Chen C., & Stevenson H.W., Homework: A Cross-Cultural Examination, “Child Development” 1989, 60, 551–561.

Cooper H., Synthesis of Research on Homework, “Educational Leadership” 1989, 47 (3), 85–91. Cooper H., Lindsay J.J., & Nye B., Homework in the Home: How Student, Family, and Parenting-Style Differences Relate to the Homework Process, “Contemporary Educational Psychology” 2000, 25, 464–487.

Cooper H., Lindsay J.J., Nye B., & Greathouse S., Relationships Among Attitudes about Homework, Amount of Homework Assigned and Completed, and Student Achievement, “Journal of Educational Psychology” 1998, 90, 70–83.

Cooper H., Robinson J.C., & Patall E.A., Does Homework Improve Academic Achievement? A Synthesis of Research, 1987–2003, “Review of Educational Research” 2006, 76, 1–62.

Coutts P.M., Meanings of Homework and Implications for Practice, “Theory into Practice” 2004, 43, 182–187.

Eccles J.S., Midgley C., Wigfield A., Buchanan C.M., Reuman D., Flanagan C., et al., Development during Adolescence: The Impact of Stage-Environment Fit on Young Adolescents’ Experiences in Schools and in Families, “American Psychologist” 1993, 48, 90–101.

Epstein J.L., & Voorhis Van F.L., More Than Minutes: Teachers ́ Roles in Designing Homework, “Educational Psychologist” 2000, 36 (3), 181–193.

Eren O., & Henderson D.J., Are We Wasting Our Children’s Time by Giving Them More Homework?, “Economics of Education Review” 2011, 30 (5), 950–961.

Golan-Agnon D., Why Are the Arab Students Discriminated against in Israel?, [in:] D. Golan-Agnon (ed.), Inequality in Education, Babel Press, Tel Aviv 2004, 70–89 (Hebrew).

Kaplan A. & Asor A., Motivation to learn in school – Practically speaking.
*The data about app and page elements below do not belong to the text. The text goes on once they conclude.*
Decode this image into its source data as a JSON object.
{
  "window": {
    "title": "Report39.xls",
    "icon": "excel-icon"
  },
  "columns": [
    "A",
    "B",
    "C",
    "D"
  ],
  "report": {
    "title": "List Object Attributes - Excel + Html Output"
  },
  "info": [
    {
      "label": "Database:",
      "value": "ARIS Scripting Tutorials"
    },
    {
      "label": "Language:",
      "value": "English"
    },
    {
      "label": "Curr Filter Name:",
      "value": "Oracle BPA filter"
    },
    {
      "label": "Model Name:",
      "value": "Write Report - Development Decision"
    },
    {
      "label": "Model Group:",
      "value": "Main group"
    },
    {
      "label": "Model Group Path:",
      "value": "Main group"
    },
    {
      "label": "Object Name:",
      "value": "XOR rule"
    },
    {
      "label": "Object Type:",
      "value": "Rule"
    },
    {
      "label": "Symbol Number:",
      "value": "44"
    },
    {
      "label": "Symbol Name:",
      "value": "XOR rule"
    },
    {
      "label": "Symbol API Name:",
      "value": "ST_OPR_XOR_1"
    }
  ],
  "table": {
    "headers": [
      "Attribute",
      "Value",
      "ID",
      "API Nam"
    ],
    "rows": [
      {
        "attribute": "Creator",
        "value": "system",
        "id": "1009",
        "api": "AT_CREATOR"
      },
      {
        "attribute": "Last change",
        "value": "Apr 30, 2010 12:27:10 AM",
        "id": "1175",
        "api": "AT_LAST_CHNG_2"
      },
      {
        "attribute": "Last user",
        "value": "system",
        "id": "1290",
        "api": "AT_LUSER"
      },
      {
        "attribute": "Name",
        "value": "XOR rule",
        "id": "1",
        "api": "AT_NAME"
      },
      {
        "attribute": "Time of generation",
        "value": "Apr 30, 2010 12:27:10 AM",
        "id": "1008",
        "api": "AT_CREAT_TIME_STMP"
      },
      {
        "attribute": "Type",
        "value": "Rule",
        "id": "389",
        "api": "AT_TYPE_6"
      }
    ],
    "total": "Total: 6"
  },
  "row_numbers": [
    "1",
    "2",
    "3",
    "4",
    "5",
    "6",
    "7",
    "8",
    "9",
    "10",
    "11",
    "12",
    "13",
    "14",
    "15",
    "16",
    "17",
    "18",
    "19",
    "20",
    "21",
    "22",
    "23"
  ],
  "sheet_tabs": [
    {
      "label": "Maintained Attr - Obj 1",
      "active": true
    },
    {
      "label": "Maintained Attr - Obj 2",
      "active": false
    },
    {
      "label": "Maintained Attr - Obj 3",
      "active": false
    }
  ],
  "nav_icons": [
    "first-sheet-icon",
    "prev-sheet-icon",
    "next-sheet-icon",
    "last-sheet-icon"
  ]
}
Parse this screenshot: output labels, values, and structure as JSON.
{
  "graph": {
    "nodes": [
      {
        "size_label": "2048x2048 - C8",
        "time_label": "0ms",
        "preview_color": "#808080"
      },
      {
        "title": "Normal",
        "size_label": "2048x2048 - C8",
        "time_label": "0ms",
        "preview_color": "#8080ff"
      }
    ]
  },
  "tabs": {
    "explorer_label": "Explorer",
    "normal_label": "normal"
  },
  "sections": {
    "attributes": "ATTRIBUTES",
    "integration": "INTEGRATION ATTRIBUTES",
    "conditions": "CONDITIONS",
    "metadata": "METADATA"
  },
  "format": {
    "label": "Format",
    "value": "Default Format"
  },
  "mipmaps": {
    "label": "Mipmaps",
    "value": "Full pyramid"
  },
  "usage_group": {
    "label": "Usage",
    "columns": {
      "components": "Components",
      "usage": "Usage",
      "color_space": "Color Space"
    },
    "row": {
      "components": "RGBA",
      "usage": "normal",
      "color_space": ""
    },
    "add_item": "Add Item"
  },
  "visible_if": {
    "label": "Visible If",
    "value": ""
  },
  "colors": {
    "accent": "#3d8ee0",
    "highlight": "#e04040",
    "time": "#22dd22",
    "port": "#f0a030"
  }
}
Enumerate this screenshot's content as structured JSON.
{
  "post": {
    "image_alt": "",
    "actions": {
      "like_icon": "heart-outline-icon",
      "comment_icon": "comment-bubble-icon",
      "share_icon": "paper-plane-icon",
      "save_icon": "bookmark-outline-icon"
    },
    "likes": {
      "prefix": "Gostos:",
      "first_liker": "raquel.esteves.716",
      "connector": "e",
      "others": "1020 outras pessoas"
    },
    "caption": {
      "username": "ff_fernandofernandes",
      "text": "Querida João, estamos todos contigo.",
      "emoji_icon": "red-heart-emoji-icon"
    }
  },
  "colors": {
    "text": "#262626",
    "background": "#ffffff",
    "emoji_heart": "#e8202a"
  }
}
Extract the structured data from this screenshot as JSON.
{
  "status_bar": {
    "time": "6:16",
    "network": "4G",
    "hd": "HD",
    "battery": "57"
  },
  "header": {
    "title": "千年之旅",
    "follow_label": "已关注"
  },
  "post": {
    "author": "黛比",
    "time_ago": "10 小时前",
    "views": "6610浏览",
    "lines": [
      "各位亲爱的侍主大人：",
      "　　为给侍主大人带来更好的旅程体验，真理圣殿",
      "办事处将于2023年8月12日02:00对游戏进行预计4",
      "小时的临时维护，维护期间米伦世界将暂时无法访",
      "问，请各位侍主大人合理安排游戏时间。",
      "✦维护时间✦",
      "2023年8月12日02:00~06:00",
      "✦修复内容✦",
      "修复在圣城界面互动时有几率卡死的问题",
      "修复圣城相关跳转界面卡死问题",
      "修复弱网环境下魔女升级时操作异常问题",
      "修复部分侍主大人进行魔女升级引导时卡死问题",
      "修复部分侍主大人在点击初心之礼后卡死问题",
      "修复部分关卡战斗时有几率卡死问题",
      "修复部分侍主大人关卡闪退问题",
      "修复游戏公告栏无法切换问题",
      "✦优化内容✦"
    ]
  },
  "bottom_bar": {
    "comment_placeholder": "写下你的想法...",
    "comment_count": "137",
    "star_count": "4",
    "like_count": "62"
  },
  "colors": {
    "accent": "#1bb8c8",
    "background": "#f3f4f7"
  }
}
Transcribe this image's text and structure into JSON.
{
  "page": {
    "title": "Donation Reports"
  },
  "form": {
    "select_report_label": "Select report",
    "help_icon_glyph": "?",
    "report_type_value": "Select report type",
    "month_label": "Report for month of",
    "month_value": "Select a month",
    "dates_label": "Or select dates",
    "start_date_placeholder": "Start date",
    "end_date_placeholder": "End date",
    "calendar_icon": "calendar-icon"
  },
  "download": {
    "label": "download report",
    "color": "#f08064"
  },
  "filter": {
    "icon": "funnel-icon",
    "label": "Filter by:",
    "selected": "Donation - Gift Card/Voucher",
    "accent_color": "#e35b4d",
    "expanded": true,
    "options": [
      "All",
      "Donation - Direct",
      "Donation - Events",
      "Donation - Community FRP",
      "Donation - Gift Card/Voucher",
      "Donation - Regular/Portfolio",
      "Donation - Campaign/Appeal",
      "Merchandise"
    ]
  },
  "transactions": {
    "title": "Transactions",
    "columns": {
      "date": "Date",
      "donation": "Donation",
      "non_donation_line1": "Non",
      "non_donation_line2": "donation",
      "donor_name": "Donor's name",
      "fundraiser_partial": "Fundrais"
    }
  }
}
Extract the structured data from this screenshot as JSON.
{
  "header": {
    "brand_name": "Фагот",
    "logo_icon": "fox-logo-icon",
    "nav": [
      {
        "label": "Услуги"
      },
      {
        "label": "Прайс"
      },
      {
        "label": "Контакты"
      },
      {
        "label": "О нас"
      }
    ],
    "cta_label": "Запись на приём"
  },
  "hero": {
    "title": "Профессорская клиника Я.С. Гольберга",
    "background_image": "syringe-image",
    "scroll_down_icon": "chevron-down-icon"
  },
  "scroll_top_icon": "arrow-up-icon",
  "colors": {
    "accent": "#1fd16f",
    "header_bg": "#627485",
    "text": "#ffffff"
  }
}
The Education of Thinking 2.0, Jerusalem 2001.

Kohn A., The Homework Myth: Why Our Kids Get Too Much of a Bad Thing, Da Capo Press, Phi- ladelphia, PA 2006.

Maehr M.L., & Midgley C., Enhancing Student Motivation: A Schoolwide Approach, “Educational Psychologist” 1991, 26, 399–427.

Midgley C. (ed.), Goals, Goal Structures and Patterns of Adaptive Learning, Lawrence Erlbaum, Mahwah, NJ 2002.

Painter L., Homework, Oxford University Press, Oxford 2003.

Schunk D.H., Metacognition, Self-Regulation, and Self-Regulated Learning: Research Recommendations, “Educational Psychology Review” 2008, 20 (4), 463–467.

State of Israel, State Education Law, Ministry of Education Website, [online] http://cms.education.gov.il [accessed: 26.06.2020] (Hebrew).

Vatterott C., Rethinking Homework: Best Practices That Support Diverse Needs, ASCD, Alexandria, VA 2009.

Warton P.M., The Forgotten Voices in Homework: Views of Students, “Educational Psychologist” 2001, 36, 155–165.

Licencja Creative Commons
Ten utwór jest dostępny na licencji Creative Commons Uznanie autorstwa-Użycie niekomercyjne-Bez utworów zależnych 3.0 Unported.

Pobrania

Brak dostępnych danych do wyświetlenia.